Following work and pensions secretary Amber Rudd's decision to resign from Boris Johnson's cabinet over the weekend, speculation mounted yesterday that Robert Buckland QC, appointed lord chancellor less than two months ago, would follow her out of Downing Street.
Could Buckland serve a prime minister who is reportedly willing to defy the Benn-Burt Bill stopping him from taking the UK out of the EU on 31 October without a deal, several legal commentators asked?
No news on what Boris Johnson will do about the Benn-Burt Bill (which now awaits the final stage of Royal assent to become an act of parliament), but Buckland announced yesterday morning that he's not going anywhere:
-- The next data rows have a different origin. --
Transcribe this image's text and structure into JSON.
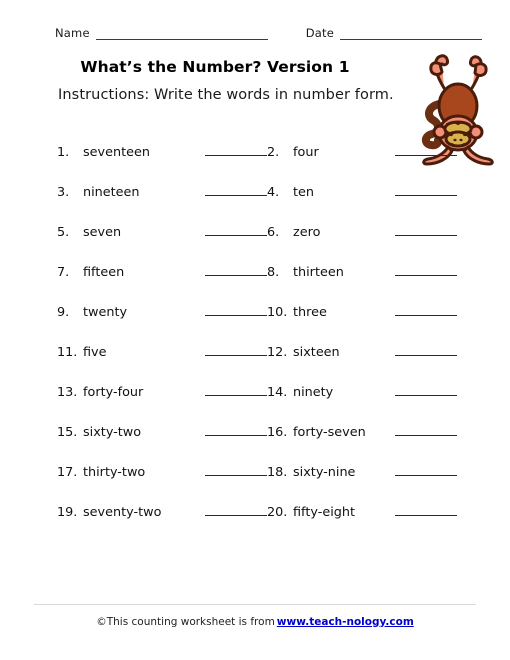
{
  "header": {
    "name_label": "Name",
    "date_label": "Date"
  },
  "title": "What’s the Number? Version 1",
  "instructions": "Instructions: Write the words in number form.",
  "clipart": {
    "name": "monkey-handstand-clipart",
    "colors": {
      "limb": "#F4907A",
      "body": "#A8461E",
      "muzzle": "#D9B24C",
      "tail": "#6B3012",
      "outline": "#4A1D0A"
    }
  },
  "questions": [
    {
      "number": "1.",
      "word": "seventeen"
    },
    {
      "number": "2.",
      "word": "four"
    },
    {
      "number": "3.",
      "word": "nineteen"
    },
    {
      "number": "4.",
      "word": "ten"
    },
    {
      "number": "5.",
      "word": "seven"
    },
    {
      "number": "6.",
      "word": "zero"
    },
    {
      "number": "7.",
      "word": "fifteen"
    },
    {
      "number": "8.",
      "word": "thirteen"
    },
    {
      "number": "9.",
      "word": "twenty"
    },
    {
      "number": "10.",
      "word": "three"
    },
    {
      "number": "11.",
      "word": "five"
    },
    {
      "number": "12.",
      "word": "sixteen"
    },
    {
      "number": "13.",
      "word": "forty-four"
    },
    {
      "number": "14.",
      "word": "ninety"
    },
    {
      "number": "15.",
      "word": "sixty-two"
    },
    {
      "number": "16.",
      "word": "forty-seven"
    },
    {
      "number": "17.",
      "word": "thirty-two"
    },
    {
      "number": "18.",
      "word": "sixty-nine"
    },
    {
      "number": "19.",
      "word": "seventy-two"
    },
    {
      "number": "20.",
      "word": "fifty-eight"
    }
  ],
  "footer": {
    "text": "©This counting worksheet is from",
    "link": "www.teach-nology.com",
    "link_color": "#0000cc"
  }
}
Speculation about my future is wide of the mark. I fully support the Prime Minister and will continue to serve in his Cabinet. We have spoken over the past 24 hours regarding the importance of the Rule of Law, which I as Lord Chancellor have taken an oath to uphold.— Robert Buckland QC MP (@RobertBuckland) September 8, 2019
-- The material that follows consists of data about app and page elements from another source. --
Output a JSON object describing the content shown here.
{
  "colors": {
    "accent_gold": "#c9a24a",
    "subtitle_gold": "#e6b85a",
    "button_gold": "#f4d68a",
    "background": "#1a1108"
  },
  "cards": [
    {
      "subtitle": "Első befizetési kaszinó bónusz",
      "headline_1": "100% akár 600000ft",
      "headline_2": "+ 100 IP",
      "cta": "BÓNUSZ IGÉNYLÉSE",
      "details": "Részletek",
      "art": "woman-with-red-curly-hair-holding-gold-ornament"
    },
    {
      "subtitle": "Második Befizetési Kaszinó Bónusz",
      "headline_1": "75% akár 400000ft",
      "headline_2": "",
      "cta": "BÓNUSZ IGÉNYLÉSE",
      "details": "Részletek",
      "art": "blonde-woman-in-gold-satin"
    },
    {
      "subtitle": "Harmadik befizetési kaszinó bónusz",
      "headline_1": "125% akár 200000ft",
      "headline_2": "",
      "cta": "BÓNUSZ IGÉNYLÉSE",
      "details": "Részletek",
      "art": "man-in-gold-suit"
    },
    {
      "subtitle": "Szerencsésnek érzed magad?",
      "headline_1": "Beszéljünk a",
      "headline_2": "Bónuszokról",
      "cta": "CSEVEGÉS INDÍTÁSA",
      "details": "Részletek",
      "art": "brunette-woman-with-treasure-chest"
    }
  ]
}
Surprising that such a conversation was required in the first place. But no doubt members of the senior judiciary will be relieved that they don't have to dust off their gowns (again) to welcome the eighth lord chancellor in a decade.